• **Work task**
The lines to find are those in the entries that hold the word "time"; copy every one of them.

• **Dataset entries**
------------------------------------------------------------

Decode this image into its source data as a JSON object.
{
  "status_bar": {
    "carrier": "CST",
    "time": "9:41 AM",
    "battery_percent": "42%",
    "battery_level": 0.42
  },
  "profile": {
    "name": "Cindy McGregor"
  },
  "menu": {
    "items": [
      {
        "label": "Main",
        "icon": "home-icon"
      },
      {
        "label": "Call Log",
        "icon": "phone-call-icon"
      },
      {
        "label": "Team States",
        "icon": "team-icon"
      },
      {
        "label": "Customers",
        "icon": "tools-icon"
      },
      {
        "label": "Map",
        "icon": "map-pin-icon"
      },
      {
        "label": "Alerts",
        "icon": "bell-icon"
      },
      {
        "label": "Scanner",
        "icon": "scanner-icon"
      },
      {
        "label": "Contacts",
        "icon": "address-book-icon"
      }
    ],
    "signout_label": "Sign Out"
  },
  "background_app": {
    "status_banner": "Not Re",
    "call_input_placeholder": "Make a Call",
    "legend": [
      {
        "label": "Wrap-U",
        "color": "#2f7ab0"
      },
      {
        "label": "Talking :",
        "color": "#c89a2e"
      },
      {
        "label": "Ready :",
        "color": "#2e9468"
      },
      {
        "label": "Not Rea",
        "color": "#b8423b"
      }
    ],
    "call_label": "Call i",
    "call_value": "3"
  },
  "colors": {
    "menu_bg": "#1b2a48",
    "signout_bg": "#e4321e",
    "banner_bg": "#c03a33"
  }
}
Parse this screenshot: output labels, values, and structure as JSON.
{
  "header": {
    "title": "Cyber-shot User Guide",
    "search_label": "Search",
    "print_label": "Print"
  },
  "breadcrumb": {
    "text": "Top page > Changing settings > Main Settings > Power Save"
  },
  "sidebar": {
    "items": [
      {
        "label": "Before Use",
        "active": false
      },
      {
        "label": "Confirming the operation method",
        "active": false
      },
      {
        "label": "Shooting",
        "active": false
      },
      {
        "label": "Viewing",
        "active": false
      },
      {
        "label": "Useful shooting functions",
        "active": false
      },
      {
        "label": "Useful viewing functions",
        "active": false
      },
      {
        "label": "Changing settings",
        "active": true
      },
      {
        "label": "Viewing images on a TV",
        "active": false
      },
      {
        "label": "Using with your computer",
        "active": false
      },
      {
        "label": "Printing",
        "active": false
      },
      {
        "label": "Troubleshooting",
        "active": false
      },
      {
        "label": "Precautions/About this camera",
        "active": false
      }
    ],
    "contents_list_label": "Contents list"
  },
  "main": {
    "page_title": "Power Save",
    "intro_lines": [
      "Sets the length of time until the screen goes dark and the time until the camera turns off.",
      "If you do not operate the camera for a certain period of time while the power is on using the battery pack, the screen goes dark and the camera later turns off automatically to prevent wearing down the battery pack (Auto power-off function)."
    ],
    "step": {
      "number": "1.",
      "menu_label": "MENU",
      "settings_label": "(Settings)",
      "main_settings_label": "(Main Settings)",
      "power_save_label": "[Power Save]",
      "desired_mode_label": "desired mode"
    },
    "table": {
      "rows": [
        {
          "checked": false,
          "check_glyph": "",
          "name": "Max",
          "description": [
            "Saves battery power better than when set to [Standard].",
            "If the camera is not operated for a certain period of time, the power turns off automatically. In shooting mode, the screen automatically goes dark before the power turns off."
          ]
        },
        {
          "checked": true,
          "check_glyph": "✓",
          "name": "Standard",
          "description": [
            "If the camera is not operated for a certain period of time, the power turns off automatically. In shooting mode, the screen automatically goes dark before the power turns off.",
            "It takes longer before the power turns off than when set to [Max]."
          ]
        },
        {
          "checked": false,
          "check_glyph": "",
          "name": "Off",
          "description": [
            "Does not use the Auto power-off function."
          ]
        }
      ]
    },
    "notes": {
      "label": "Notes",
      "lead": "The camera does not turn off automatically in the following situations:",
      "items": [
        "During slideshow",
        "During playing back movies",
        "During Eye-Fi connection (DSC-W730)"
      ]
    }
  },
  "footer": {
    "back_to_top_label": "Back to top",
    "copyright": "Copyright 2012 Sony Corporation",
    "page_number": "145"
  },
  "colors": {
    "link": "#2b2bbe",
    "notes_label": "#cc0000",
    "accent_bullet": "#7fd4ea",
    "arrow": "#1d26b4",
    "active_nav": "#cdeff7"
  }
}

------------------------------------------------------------

• **Result of the task**
    "time": "9:41 AM",
      "Sets the length of time until the screen goes dark and the time until the camera turns off.",
      "If you do not operate the camera for a certain period of time while the power is on using the battery pack, the screen goes dark and the camera later turns off automatically to prevent wearing down the battery pack (Auto power-off function)."
            "If the camera is not operated for a certain period of time, the power turns off automatically. In shooting mode, the screen automatically goes dark before the power turns off."
            "If the camera is not operated for a certain period of time, the power turns off automatically. In shooting mode, the screen automatically goes dark before the power turns off.",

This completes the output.